Let's try The Dogs Who Found Me by Ken Foster. It's a collection of vignettes about dogs the author has found, re-found, rescued, fostered, re-homed, and kept. In between he offers some wisdom on things like reading dog body language and how to prepare for natural disasters. It's a touching collection of true stories but not for the faint of heart---Mr. Foster has strong feelings about those who abandon dogs and is not afraid to share them:
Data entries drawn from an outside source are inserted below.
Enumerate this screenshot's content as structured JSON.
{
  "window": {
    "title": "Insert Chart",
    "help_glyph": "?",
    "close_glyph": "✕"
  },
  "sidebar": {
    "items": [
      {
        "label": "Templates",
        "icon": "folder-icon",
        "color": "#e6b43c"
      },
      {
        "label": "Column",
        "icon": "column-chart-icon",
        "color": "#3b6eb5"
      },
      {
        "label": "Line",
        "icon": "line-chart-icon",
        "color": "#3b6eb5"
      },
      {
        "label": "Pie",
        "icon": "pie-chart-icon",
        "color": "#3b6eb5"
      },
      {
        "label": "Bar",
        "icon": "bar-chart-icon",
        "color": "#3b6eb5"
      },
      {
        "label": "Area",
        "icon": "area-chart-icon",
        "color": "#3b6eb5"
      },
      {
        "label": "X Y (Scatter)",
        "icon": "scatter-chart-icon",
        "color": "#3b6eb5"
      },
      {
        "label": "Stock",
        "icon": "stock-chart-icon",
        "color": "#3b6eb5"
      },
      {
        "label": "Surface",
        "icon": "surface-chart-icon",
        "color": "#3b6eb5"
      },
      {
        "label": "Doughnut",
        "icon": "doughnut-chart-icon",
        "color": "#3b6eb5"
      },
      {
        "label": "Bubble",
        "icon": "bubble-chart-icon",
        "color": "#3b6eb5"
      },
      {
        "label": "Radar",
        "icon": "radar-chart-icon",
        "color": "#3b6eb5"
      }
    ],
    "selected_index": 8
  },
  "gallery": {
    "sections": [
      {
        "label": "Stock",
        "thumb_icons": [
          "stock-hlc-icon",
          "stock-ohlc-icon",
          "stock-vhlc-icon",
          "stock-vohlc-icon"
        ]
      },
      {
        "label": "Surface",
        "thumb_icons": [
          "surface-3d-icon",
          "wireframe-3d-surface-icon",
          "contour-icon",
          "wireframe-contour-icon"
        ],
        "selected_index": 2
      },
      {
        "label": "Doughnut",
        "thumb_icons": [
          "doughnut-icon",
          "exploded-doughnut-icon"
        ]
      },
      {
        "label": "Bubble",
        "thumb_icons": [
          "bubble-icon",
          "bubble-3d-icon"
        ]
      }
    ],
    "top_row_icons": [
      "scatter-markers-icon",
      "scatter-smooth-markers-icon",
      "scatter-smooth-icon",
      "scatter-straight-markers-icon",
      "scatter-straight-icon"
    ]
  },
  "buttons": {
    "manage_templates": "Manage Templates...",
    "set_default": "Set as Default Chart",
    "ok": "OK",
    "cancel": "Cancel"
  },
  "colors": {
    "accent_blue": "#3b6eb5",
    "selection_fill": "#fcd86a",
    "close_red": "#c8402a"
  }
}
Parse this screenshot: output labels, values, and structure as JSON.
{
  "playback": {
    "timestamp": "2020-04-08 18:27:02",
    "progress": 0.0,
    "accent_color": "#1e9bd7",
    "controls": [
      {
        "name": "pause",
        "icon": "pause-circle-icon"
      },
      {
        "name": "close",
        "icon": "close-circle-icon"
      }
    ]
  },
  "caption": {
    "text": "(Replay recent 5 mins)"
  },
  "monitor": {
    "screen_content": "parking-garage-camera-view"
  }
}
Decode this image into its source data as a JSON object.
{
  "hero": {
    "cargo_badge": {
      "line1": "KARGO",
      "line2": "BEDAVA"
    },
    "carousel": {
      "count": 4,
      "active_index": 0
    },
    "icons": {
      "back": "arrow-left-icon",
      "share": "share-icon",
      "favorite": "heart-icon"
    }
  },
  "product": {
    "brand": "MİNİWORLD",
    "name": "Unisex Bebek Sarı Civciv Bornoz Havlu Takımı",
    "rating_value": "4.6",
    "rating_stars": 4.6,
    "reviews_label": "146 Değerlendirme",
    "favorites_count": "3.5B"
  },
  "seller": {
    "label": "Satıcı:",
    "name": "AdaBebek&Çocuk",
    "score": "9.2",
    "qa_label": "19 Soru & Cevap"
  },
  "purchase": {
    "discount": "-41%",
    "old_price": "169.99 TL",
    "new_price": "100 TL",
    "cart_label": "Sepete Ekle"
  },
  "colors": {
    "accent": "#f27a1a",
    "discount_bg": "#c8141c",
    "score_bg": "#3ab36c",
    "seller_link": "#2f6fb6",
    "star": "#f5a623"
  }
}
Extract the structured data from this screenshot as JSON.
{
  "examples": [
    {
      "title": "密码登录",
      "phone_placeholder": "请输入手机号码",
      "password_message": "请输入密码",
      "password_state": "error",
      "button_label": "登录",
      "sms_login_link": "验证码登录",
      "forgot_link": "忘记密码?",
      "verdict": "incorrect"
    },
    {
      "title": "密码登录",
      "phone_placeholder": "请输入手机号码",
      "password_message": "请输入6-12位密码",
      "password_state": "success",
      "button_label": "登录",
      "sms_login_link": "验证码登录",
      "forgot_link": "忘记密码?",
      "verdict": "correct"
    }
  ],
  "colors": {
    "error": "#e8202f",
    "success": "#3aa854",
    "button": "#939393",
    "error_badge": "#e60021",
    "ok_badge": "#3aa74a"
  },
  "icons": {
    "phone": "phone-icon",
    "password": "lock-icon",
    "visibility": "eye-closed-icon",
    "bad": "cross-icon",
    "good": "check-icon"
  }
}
"I get cornered all the time by people who are considering getting a dog and want to know what to expect. 'If I get an older dog,' they ask, 'will I have to train him?' Yes, I tell them, even though there are plenty of older dogs who have certainly grown out of their rambunctious puppyhood. Part of it, I said, is about establishing a relationship, so that even if they know the commands, they will need to know what they mean coming from you, the new owner. 'You can't just install them in the apartment like a piece of furniture,' I say, and these people usually say something along the lines of 'Oh, never mind.' These are not dog people, and that is fine, as long as they don't have dogs. The dog person, hearing how difficult and challenging it may be to take a rescued dog from a shelter, signs up for the responsibility immediately, ready to cancel vacations and sacrifice the new couch.

Like parents who abandon their children at day care or leave the newborn child on the steps of a hospital or a church, many people who decide to get rid of a dog take him somewhere they think they'll find someone better able to take care of him: a vet's office, a park, a dog run. Then they leave him behind, pretending, I guess, that they've done everything they can."

But the bottom line is that Mr. Foster loves dogs and though his words are strong, the book is full of heart felt sentiment and touches of humor. And he rescues dogs, so he's a-okay in my book.